I just finished an informal rehearsal for our live Christmas show. The bluegrass band will be in top shape. So will the trained elephants, the trapeze act, the fire breather, and the guy juggling Broadman Hymnals. And if things work out, I might even do some clogging on camera.
No, I’m only kidding. There are no elephants. And I can’t clog, not unless I’m at my cousin’s wedding reception and the band starts playing Steppenwolf’s “Magic Carpet Ride” while I’m in line at the open bar.
It’s been a long time since we’ve done our live show. A long, long time. Almost a year now. I can hardly believe it’s been so long. Because at this time last year we were on the road. We’d done 160 shows that year, and my wife and I had crossed almost 40 U.S. states in our little plumber’s utility van. It was just what we did.
Don’t misunderstand me, ours was not a glamorous career. Many times I’d perform before crowds of four or five people who often wore malfunctioning hearing aids and kept shouting, “What’d he say?!”
Like the time my elderly uncle attended one of my performances in Tennessee, and after what I considered a great show, in the theater lobby, my uncle’s first words to me were, “I forgot my hearing aids.”
So I hugged him and laughed, and I told him “I love you.” Then, in a brief moment of sincerity, which only shows you the affection between us, he answered, “What the hell did he just say, Eulah?”
But anyway, after all that performing in different places I had become exhausted inside and out, right down to my internal organs. Cheap hotel continental breakfast food had become the affliction of my existence. I was sick of riding in vans. There were definitely downsides to life on the road, but altogether it was a blast. And it’s a shame I didn’t realize I was having the most fun of my lifetime.
Also, lest I forget, performing was my actual job.
Meaning, when the pandemic hit I lost my freaking job.

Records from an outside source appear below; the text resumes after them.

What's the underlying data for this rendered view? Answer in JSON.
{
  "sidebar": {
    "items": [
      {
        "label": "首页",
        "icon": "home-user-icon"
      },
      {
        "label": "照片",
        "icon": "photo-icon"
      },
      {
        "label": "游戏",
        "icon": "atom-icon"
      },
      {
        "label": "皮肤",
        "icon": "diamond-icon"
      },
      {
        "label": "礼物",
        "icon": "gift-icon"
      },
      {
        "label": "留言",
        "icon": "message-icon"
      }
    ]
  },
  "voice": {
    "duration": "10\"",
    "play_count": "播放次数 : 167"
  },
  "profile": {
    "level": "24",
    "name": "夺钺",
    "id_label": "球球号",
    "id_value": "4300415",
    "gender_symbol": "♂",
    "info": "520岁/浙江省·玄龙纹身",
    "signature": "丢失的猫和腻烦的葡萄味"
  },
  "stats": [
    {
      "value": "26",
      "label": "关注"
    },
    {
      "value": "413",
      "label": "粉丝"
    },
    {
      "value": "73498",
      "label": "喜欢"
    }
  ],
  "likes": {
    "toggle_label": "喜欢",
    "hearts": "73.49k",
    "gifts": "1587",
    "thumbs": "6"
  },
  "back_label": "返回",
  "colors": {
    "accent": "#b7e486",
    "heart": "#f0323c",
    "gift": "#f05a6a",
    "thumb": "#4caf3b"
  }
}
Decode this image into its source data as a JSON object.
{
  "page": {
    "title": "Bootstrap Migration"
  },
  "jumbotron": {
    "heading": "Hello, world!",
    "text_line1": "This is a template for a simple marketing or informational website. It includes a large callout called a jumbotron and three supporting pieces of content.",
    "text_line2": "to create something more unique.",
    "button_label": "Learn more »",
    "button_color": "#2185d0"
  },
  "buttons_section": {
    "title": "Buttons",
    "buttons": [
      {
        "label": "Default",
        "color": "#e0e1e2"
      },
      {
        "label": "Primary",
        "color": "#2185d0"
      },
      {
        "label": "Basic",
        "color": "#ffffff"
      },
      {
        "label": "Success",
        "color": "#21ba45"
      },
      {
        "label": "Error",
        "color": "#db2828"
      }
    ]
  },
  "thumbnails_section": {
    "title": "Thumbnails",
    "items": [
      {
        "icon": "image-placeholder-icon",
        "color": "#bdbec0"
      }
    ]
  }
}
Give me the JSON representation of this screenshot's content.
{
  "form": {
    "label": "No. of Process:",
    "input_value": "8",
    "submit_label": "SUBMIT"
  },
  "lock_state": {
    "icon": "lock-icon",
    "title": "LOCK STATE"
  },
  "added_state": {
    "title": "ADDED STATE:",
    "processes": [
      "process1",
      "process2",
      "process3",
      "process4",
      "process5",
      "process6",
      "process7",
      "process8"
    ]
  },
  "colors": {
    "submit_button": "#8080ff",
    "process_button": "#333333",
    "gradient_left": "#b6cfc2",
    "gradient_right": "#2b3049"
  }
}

I don’t want to harp on this subject because there are too many people out there who have things WAY worse than me. I have a friend, for example, who got fired from his desk job and takes gig-work delivering things, and still somehow works two part-time custodial jobs. Not to mention my cousin had his new Kia repossessed. Although, to be fair, he’s had three repossessions over the years.
But the fact was, I was suddenly unemployed. No more shows. You’re fired, kid. Bye. And unemployment messes with your self esteem.
I’ve never NOT had a job. Not since I was 14, when I started hanging drywall on a construction jobsite, where my coworkers played KC and the Sunshine Band cassettes on repeat for, literally, eight hours each day. To this day, if I hear “Shake, Shake, Shake Your Booty,” I start to break into cold sweats and fight the urge to use an orbital sander.
You don’t want to even know what happens when I hear “That’s the Way (I Like It).”
When the global pandemic slammed into Alabama like a runaway boxcar we were in Birmingham, doing our final show. Although I had no idea it would be our last one. The next night, all our gigs were cancelled until January 1, 2059.
Magic City shut down. Stores closed. Proverbial plywood hung over the windows. On our way home, we drove past mile-long supermarket lines, and saw people racing to cars with armloads of toilet paper.
A few weeks after that: riots broke out in the U.S. The mortality rate was what headlines were now about. And just when it couldn’t get any weirder, I started getting disgruntled hate mail from random readers. I’d rather deal with door-to-door evangelists than hate mail. People just seemed so mad.
Meanwhile, I spent those first months jobless, sitting in my PJs, realizing that, hey, this was for real.
Again, I’m not complaining, I’m merely saying that mental health has not been my strong suit this year. And it’s not just me suffering, but everyone. Thank heaven for this column, it’s been the only thing keeping me from taking juggling lessons.
But enough about me. I tell you these things to get back to this: I am so very, very, very grateful to have something to look forward to again. Although our humble show isn’t for a live audience, only for live cameras, it’s enough for me. Just hearing that fiddle whine again, hearing the mandolin sing; just being part of something fun, and telling my little stories to a microphone will make me feel so useful.
I think that’s what I miss the most. Usefulness. So I suppose I’m writing this because I am glad. Glad to have something to look forward to. I’m grateful for the small things I never paid attention to before. And I’m embarrassed to admit I was so flippant about them once.
But I’m not going to be like that anymore. I hereby promise myself I’m going to pay complete attention to each drop of happiness I find in this life, and hold them in my hand like chocolate covered Pecan Fiddlesticks from Priester’s. Or at the very least, like Pecan Choc-o-Mellows.
I’m not going back to the old me. We are going to put on a live Christmas show, by dog. I will play music with my friends, and I shall cherish every blessed moment that I am given upon this earth.
And if I hear the right song, I might even clog.